This is a story that spans centuries – this is the story of a country denied a voice, denied an identity, denied their freedom for hundreds of years.

Who will stand up against the strongest military power in the world, to demand that a people be given the right to self-determination? I stand in solidarity with the people of the island in saying – what is happening in Puerto Rico needs to change. As Yasmin said, there is an “untapped power” that we are now starting to see… And with over 5 million Boricuas in the Diaspora, you can use your votes to push back and demand justice for Puerto Rico.

I hope you enjoy the episode… and I really look forward to joining my sisters and brothers on the island to continue fighting against those that threaten our culture, our identity, and our people.

We are connected you and I #Boricua, and together we’ll move mountains…

#Boriken #Boricua #PuertoRico #PublicHealth #SocialJustice #DeColonizePR



George Torres, the Urban Jibaro from #NYC

This week we talk to George Torres, to discuss his activism and his community work in Puerto Rico. George is truly an amazing community activist. He shares interesting stories around identity, in the way that Hurricane Maria brought a shift in how Boricuas in Puerto Rico view Boricuas in the US. We also talk about protecting our food supplies, food sustainability, water sovereignty, mental health, and many other issues affecting the people of Boriken.

By using his platform to raise up the issues affecting Puerto Rico, he is showing up for PR. He hopes that by helping to provide opportunities, and bridging people that are helping in the recovery, then we can work to build a better future for PR.

Using a frame of capacity building, George is hoping that he can support a true #JustRecovery for Puerto Rico… one in which Boricuas themselves get to choose their future.

His Advice to the Diaspora: Use your skills and experience to Help Puerto Rico and Adopt a town that needs your support. And importantly: Don’t colonize the recovery efforts by imposing your thoughts or beliefs for how things should go.

If you’re interested in collaborating with him in his work, please reach out to him on Instagram, Twitter or Facebook via @UrbanJibaro

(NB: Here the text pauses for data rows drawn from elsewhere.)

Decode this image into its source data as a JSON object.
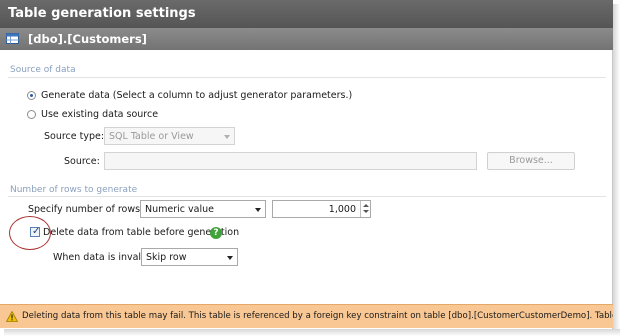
{
  "window": {
    "title": "Table generation settings"
  },
  "table": {
    "name": "[dbo].[Customers]",
    "icon": "table-icon"
  },
  "source_of_data": {
    "section_label": "Source of data",
    "generate_label": "Generate data (Select a column to adjust generator parameters.)",
    "existing_label": "Use existing data source",
    "selected": "generate",
    "source_type_label": "Source type:",
    "source_type_value": "SQL Table or View",
    "source_label": "Source:",
    "source_value": "",
    "browse_label": "Browse..."
  },
  "rows": {
    "section_label": "Number of rows to generate",
    "specify_label": "Specify number of rows by:",
    "specify_value": "Numeric value",
    "count_value": "1,000",
    "delete_label": "Delete data from table before generation",
    "delete_checked": true,
    "help_icon": "help-icon",
    "invalid_label": "When data is invalid:",
    "invalid_value": "Skip row"
  },
  "warning": {
    "icon": "warning-icon",
    "text": "Deleting data from this table may fail. This table is referenced by a foreign key constraint on table [dbo].[CustomerCustomerDemo]. Table [dbo].[C..."
  },
  "colors": {
    "accent": "#2b5ea8",
    "section_label": "#8aa0bf",
    "warning_bg": "#f8c793",
    "highlight_circle": "#a83434"
  }
}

The articles mentioned at the start of the episode can be found below:

  1. Donations found 11 months after they were sent to PR:
  2. Puerto Rico Government acknowledges new death count: